Not it to mention the ancient trope that Apple just tosses together “off-the-shelf” parts that anyone could’ve assembled. What a joke. Do people take you seriously where you work?
There is a fatal flaw in these 'portable' health records: The assumption that they are accurate.As a healthcare professional on the inside, and as a caregiver and patient on the outside, I can assure you that they are anything but accurate.Physicians record things for multiple purposes -- but most often to justify diagnostic tests and treatments to insurance companies in order to get reimbursement.
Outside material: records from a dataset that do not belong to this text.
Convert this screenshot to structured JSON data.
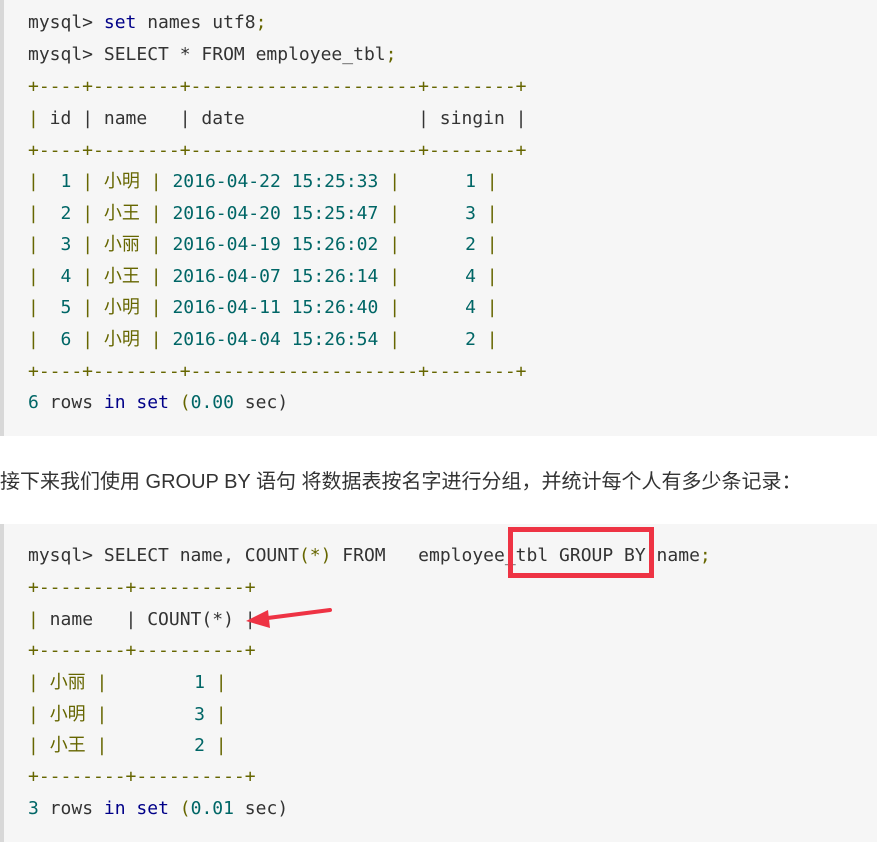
{
  "block1": {
    "cmd1": [
      "mysql> ",
      "set",
      " names utf8",
      ";"
    ],
    "cmd2": [
      "mysql> ",
      "SELECT * FROM employee_tbl",
      ";"
    ],
    "sep": "+----+--------+---------------------+--------+",
    "header": "| id | name   | date                | singin |",
    "rows": [
      {
        "id": "1",
        "name": "小明",
        "date": "2016-04-22 15:25:33",
        "singin": "1"
      },
      {
        "id": "2",
        "name": "小王",
        "date": "2016-04-20 15:25:47",
        "singin": "3"
      },
      {
        "id": "3",
        "name": "小丽",
        "date": "2016-04-19 15:26:02",
        "singin": "2"
      },
      {
        "id": "4",
        "name": "小王",
        "date": "2016-04-07 15:26:14",
        "singin": "4"
      },
      {
        "id": "5",
        "name": "小明",
        "date": "2016-04-11 15:26:40",
        "singin": "4"
      },
      {
        "id": "6",
        "name": "小明",
        "date": "2016-04-04 15:26:54",
        "singin": "2"
      }
    ],
    "footer": [
      "6",
      " rows ",
      "in",
      " ",
      "set",
      " (",
      "0.00",
      " sec)"
    ]
  },
  "paragraph": "接下来我们使用 GROUP BY 语句 将数据表按名字进行分组，并统计每个人有多少条记录：",
  "block2": {
    "cmd": [
      "mysql> SELECT name, COUNT",
      "(*)",
      " FROM   employee_tbl GROUP BY name",
      ";"
    ],
    "sep": "+--------+----------+",
    "header": "| name   | COUNT(*) |",
    "rows": [
      {
        "name": "小丽",
        "count": "1"
      },
      {
        "name": "小明",
        "count": "3"
      },
      {
        "name": "小王",
        "count": "2"
      }
    ],
    "footer": [
      "3",
      " rows ",
      "in",
      " ",
      "set",
      " (",
      "0.01",
      " sec)"
    ]
  },
  "annotation_colors": {
    "highlight_box": "#ee3344",
    "arrow": "#ee3344"
  }
}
So, because your record has a diagnosis of some condition does not mean that you actually have or have ever had that condition.An example is: A couple months ago I visited a new PCP -- but spent the bulk of the appointment debunking various historical diagnosis (such as a heart arrhythmia) he was seeing in my electronic records.Another example was as a nurse treating a patient with a diagnosis of schizophrenia when he actually had zero symptoms of that condition -- but instead had a clear case of CTE. But since insurance didn't recognize CTE, he was diagnosed with something that they could recognize and pay for.I could provide many, many more examples.I make a practice of keeping written records of all of my diagnostic tests and treatments -- and provide them to new physicians as necessary. They are far, far more accurate than my electronic medical record.And, it is not just an academic problem: misdiagnosis is a leading cause of incorrect and improper treatments -- which can be harmful and even deadly.